Be it as a profession or a side hustle, becoming a landlord involves hard work, education, and time. Many new landlords are drawn to the trade by the promise of passive revenue derived from rent collection.

However, experienced landlords understand that this job requires a proactive approach. The more time and effort you put into maintaining properties, finding suitable tenants, and keeping track of all the paperwork, the more prosperous you can be.

1. Understand the most common legal difficulties that may arise

Being a landlord comes with a slew of legal concerns and risks. And so, having an excellent real property attorney can, at times, be essential.

However, you can familiarize yourself with applicable legislation such as the Uniform Residential Landlord and Tenant Act, often used as a foundation for municipal laws in twenty-six states. Nevertheless, do not fret; you will become more familiar with applicable laws with time. Yet, it is vital to know some of the most frequent legal issues you may encounter:

Rental arrears

As a landlord, you’ll be fortunate if you don’t occasionally deal with late rent. If you operate in a market where renters are financially vulnerable, you may discover that such lateness is a constant source of frustration.

Many landlords advise being rigorous about timely payments. That does not imply that you cannot assist folks with sporadic, genuine, and serious issues. However, if you develop a reputation as a softie, you may encounter serious rental arrears issues.

Rental contracts

Ensure your leases mention the day rent is due. When the due date falls on a legal holiday or weekend, it is usually due the following business day. You will also want to be explicit about approved payment methods, such as checks, cash, money order, mobile payment applications, credit card, etc.

Consider putting late payment penalties in your leases; late fees might offer leverage if a tenant begins to cause you problems.

Tenant confidentiality

Also, tenant confidentiality and privacy may or may not be covered by local legislation. In most states, landlords are not permitted to enter tenants’ residences without prior notice.

As a result, do not expect to gain access without first obtaining permission. If you violate a law, your renter may report you to the state office that imposes fair housing rules.

That is a lose-lose situation for you: You may need an attorney to defend yourself, whereas the tenant does not because the state is performing the enforcement.


You will incur a slew of new legal obligations when you become a landlord.
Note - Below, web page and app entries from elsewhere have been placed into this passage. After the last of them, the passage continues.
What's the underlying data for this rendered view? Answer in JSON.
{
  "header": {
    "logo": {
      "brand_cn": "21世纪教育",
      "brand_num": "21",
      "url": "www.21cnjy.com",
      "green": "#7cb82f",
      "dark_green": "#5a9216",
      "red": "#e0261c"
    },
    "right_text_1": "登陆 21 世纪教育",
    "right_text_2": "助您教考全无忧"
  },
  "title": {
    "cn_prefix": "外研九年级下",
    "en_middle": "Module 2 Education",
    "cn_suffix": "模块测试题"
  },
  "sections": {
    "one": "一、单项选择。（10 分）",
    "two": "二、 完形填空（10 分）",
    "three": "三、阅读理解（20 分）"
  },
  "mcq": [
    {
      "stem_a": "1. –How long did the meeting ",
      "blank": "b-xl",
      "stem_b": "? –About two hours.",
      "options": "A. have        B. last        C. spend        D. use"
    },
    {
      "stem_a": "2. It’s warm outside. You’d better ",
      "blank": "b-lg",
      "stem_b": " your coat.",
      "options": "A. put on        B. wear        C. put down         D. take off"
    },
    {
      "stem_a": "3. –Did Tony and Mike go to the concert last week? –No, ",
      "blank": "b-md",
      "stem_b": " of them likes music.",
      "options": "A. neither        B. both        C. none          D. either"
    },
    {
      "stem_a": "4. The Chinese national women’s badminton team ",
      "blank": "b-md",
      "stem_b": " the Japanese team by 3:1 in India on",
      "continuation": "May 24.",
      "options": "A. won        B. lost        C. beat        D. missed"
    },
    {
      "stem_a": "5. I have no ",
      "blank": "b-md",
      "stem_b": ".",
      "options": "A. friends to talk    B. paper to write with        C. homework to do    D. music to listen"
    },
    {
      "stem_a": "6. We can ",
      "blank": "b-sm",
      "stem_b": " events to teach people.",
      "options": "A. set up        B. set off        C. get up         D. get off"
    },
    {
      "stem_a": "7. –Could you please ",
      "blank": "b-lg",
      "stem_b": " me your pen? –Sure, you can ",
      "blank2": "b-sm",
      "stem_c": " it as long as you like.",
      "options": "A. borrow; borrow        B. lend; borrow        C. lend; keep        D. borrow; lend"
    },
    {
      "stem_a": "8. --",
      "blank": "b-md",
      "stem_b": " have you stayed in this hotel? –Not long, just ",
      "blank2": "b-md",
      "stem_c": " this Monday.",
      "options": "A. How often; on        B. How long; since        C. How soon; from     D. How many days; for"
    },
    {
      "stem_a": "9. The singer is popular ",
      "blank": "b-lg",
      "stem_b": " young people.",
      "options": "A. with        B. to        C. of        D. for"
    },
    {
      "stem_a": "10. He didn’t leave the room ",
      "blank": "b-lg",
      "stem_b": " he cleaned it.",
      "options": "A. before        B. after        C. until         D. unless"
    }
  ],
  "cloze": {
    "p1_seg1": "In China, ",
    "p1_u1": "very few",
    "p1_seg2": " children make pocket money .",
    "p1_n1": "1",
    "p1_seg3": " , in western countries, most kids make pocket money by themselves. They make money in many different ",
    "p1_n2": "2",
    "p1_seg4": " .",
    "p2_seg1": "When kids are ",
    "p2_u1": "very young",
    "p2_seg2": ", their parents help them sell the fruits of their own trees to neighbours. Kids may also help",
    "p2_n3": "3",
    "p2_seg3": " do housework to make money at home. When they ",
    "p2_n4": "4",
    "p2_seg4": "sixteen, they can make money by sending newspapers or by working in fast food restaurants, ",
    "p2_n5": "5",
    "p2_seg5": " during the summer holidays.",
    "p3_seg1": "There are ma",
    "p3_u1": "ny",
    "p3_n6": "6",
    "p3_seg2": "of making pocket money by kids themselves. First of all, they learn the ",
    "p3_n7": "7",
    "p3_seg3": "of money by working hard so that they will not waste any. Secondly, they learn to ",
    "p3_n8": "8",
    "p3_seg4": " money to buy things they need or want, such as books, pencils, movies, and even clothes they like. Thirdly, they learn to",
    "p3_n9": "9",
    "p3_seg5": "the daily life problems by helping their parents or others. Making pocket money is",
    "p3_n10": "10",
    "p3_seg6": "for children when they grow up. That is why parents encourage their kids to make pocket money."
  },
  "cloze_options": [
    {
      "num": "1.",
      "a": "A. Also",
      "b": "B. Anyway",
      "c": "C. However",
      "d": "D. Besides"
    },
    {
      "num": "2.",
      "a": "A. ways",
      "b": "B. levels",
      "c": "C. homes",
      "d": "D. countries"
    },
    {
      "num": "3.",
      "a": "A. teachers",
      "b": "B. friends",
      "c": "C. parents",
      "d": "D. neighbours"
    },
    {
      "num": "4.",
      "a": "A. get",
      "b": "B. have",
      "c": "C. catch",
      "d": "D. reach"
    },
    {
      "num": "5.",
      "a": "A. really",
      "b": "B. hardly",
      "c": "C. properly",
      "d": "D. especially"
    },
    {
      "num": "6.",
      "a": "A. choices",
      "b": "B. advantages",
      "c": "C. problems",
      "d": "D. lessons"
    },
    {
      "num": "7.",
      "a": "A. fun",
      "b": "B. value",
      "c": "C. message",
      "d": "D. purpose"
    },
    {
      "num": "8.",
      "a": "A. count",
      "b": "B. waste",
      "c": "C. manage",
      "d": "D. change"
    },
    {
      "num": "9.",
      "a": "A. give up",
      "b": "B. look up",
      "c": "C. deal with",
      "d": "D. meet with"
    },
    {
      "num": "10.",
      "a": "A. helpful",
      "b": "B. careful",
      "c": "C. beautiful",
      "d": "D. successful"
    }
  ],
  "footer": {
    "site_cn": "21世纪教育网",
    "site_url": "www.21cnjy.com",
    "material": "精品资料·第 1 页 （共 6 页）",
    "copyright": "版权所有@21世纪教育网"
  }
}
You will also need landlord insurance. However, just as with homeowner’s insurance, it is simple to overpay for landlord insurance. So be careful not to overpay for items you do not need.

Get many quotations. Also, conduct a cost-benefit breakdown to determine which risks you are willing to bear on your own and which you want your insurance to cover. You might also ask tenants to have renter’s insurance to protect their things.

2. Recognize the effort and monetary commitment

Before looking at houses or taking other actions, make sure you have the time and resources to succeed. Additionally, you must be prepared to deal with issues that arise from tenants’ requests.

If you lack the time or desire to alleviate some of the stress associated with the task, you can consider getting a property management business to handle part of the work.

Although this is an additional expenditure (about 10% of monthly rent plus a finder’s fee for prospective renters), the company will assume most of the landlord’s responsibilities, from seeking new tenants and rent collection to lawn mowing maintaining the property. Before becoming a landlord, conduct your research and assess your financial resources.

3. Decide where and what to buy

Seek out a high-quality rental property to attract high-quality tenants. Although fixer-upper properties in less attractive neighborhoods may be less expensive, they may not provide you with the same return on investment.

The location of a rental property is critical. Certain tenants are prepared to sacrifice up to 25% extra in rent for homes close to public transportation.

While it may be tempting to acquire a fixer-upper and undertake a few minor modifications, many fixer-uppers end up being abandoned. This can result in conflicts with municipal code enforcement and the imposition of fines. And so, if you are not keen on fixing things, do not buy a fixer-upper; you might lose your resources.

4. Set up money for unexpected expenses

CAPEX is among the most common costs people fail to plan for, including capital expenditures, such as roof, appliances, and windows replacement.

And so, before investing in a rental property, make sure you are financially prepared to deal with these concerns if they arise. Failing to maintain your property per local and state authorities’ standards may result in fines.